## [RAW DATA]
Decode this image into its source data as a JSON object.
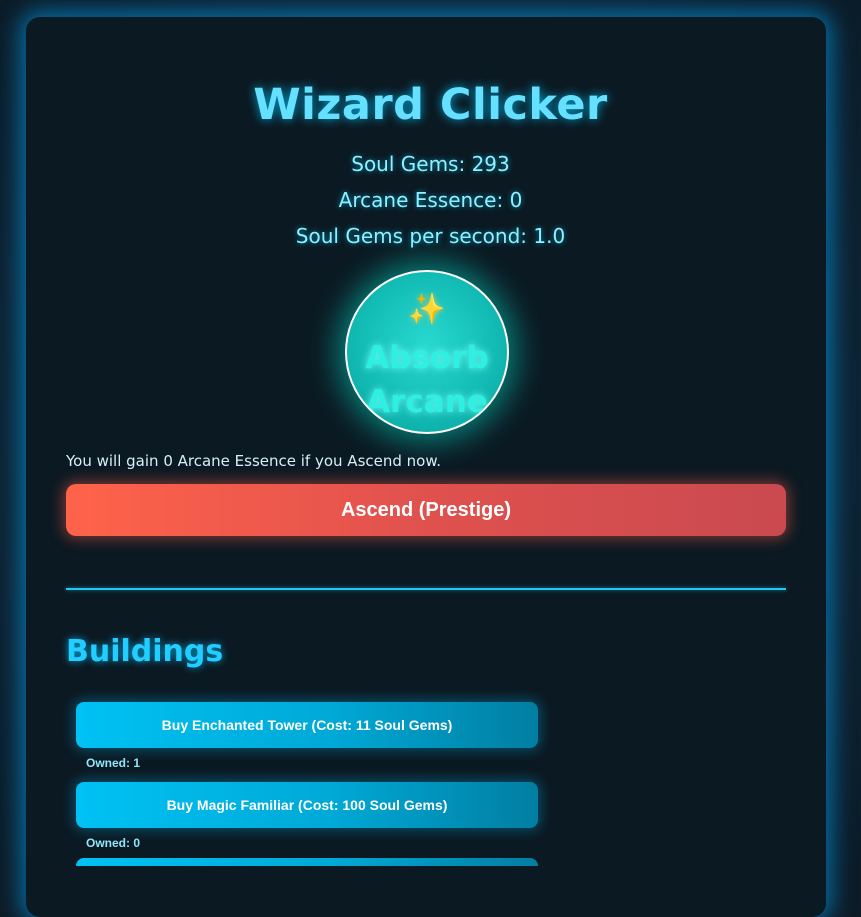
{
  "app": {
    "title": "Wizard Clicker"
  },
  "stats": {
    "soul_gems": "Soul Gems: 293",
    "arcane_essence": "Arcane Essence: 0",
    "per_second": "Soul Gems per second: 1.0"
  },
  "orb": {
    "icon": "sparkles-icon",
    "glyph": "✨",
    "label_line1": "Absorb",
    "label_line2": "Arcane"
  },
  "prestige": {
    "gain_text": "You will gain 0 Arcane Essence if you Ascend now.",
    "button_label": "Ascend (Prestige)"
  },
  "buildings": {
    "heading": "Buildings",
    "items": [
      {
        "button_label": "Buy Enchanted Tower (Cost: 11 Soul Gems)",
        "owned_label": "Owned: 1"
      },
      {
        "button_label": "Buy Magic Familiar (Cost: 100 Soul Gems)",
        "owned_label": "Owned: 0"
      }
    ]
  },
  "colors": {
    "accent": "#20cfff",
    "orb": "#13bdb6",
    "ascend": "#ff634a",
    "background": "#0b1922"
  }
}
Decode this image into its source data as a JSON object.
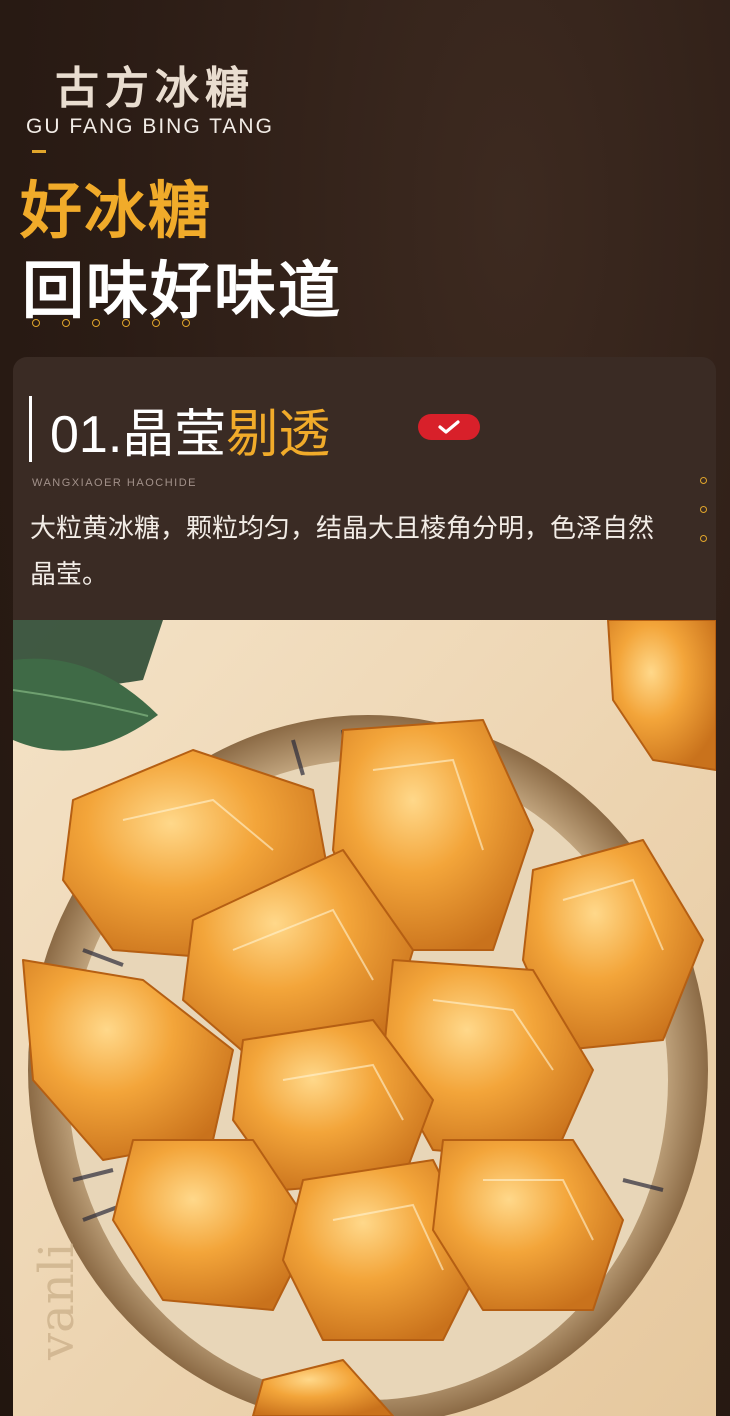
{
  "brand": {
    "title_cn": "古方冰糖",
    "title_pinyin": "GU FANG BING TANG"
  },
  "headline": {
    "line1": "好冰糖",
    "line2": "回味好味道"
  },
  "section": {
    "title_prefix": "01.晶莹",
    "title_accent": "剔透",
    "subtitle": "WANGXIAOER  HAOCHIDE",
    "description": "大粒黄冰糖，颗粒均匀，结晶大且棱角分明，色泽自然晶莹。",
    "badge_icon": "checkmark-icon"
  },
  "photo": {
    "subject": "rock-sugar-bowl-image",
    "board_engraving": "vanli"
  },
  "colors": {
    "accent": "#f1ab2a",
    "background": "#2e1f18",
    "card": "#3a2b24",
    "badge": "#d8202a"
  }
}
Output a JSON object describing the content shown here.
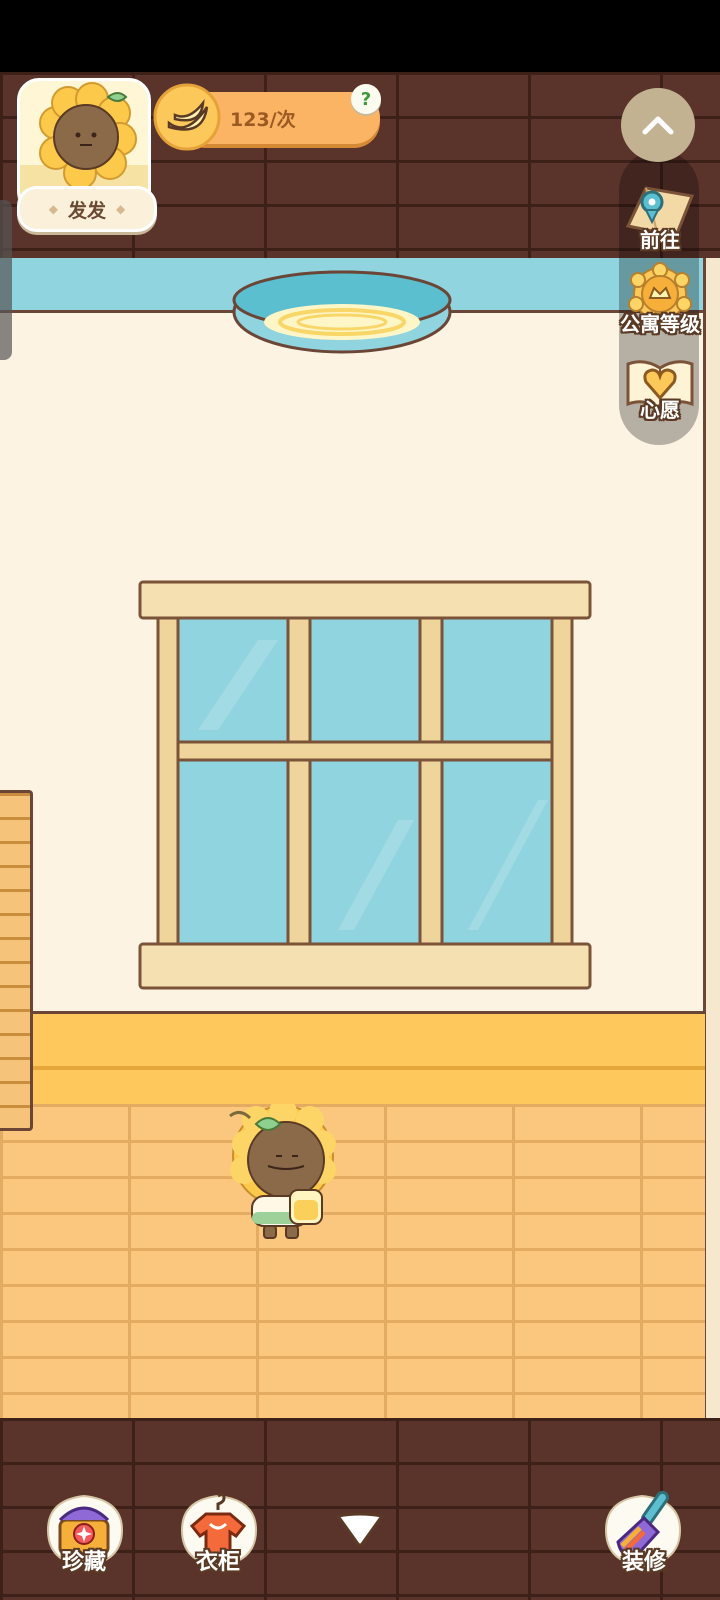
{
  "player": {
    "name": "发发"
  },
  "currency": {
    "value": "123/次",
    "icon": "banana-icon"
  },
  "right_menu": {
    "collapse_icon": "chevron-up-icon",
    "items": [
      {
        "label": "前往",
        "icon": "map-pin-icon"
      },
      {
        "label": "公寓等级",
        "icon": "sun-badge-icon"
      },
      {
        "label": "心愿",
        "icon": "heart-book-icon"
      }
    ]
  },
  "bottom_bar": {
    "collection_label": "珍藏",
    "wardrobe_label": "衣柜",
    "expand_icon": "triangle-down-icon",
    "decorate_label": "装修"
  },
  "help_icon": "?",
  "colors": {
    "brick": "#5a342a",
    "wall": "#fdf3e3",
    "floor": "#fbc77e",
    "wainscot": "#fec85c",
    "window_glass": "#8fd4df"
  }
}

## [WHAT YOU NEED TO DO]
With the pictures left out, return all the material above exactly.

## [ANSWER BELOW]
Decode this image into its source data as a JSON object.
{
  "app": {
    "title": "Wizard Clicker"
  },
  "stats": {
    "soul_gems": "Soul Gems: 293",
    "arcane_essence": "Arcane Essence: 0",
    "per_second": "Soul Gems per second: 1.0"
  },
  "orb": {
    "icon": "sparkles-icon",
    "glyph": "✨",
    "label_line1": "Absorb",
    "label_line2": "Arcane"
  },
  "prestige": {
    "gain_text": "You will gain 0 Arcane Essence if you Ascend now.",
    "button_label": "Ascend (Prestige)"
  },
  "buildings": {
    "heading": "Buildings",
    "items": [
      {
        "button_label": "Buy Enchanted Tower (Cost: 11 Soul Gems)",
        "owned_label": "Owned: 1"
      },
      {
        "button_label": "Buy Magic Familiar (Cost: 100 Soul Gems)",
        "owned_label": "Owned: 0"
      }
    ]
  },
  "colors": {
    "accent": "#20cfff",
    "orb": "#13bdb6",
    "ascend": "#ff634a",
    "background": "#0b1922"
  }
}
Decode this image into its source data as a JSON object.
{
  "brand": {
    "title_cn": "古方冰糖",
    "title_pinyin": "GU FANG BING TANG"
  },
  "headline": {
    "line1": "好冰糖",
    "line2": "回味好味道"
  },
  "section": {
    "title_prefix": "01.晶莹",
    "title_accent": "剔透",
    "subtitle": "WANGXIAOER  HAOCHIDE",
    "description": "大粒黄冰糖，颗粒均匀，结晶大且棱角分明，色泽自然晶莹。",
    "badge_icon": "checkmark-icon"
  },
  "photo": {
    "subject": "rock-sugar-bowl-image",
    "board_engraving": "vanli"
  },
  "colors": {
    "accent": "#f1ab2a",
    "background": "#2e1f18",
    "card": "#3a2b24",
    "badge": "#d8202a"
  }
}
Output a JSON object describing the content shown here.
{
  "player": {
    "name": "发发"
  },
  "currency": {
    "value": "123/次",
    "icon": "banana-icon"
  },
  "right_menu": {
    "collapse_icon": "chevron-up-icon",
    "items": [
      {
        "label": "前往",
        "icon": "map-pin-icon"
      },
      {
        "label": "公寓等级",
        "icon": "sun-badge-icon"
      },
      {
        "label": "心愿",
        "icon": "heart-book-icon"
      }
    ]
  },
  "bottom_bar": {
    "collection_label": "珍藏",
    "wardrobe_label": "衣柜",
    "expand_icon": "triangle-down-icon",
    "decorate_label": "装修"
  },
  "help_icon": "?",
  "colors": {
    "brick": "#5a342a",
    "wall": "#fdf3e3",
    "floor": "#fbc77e",
    "wainscot": "#fec85c",
    "window_glass": "#8fd4df"
  }
}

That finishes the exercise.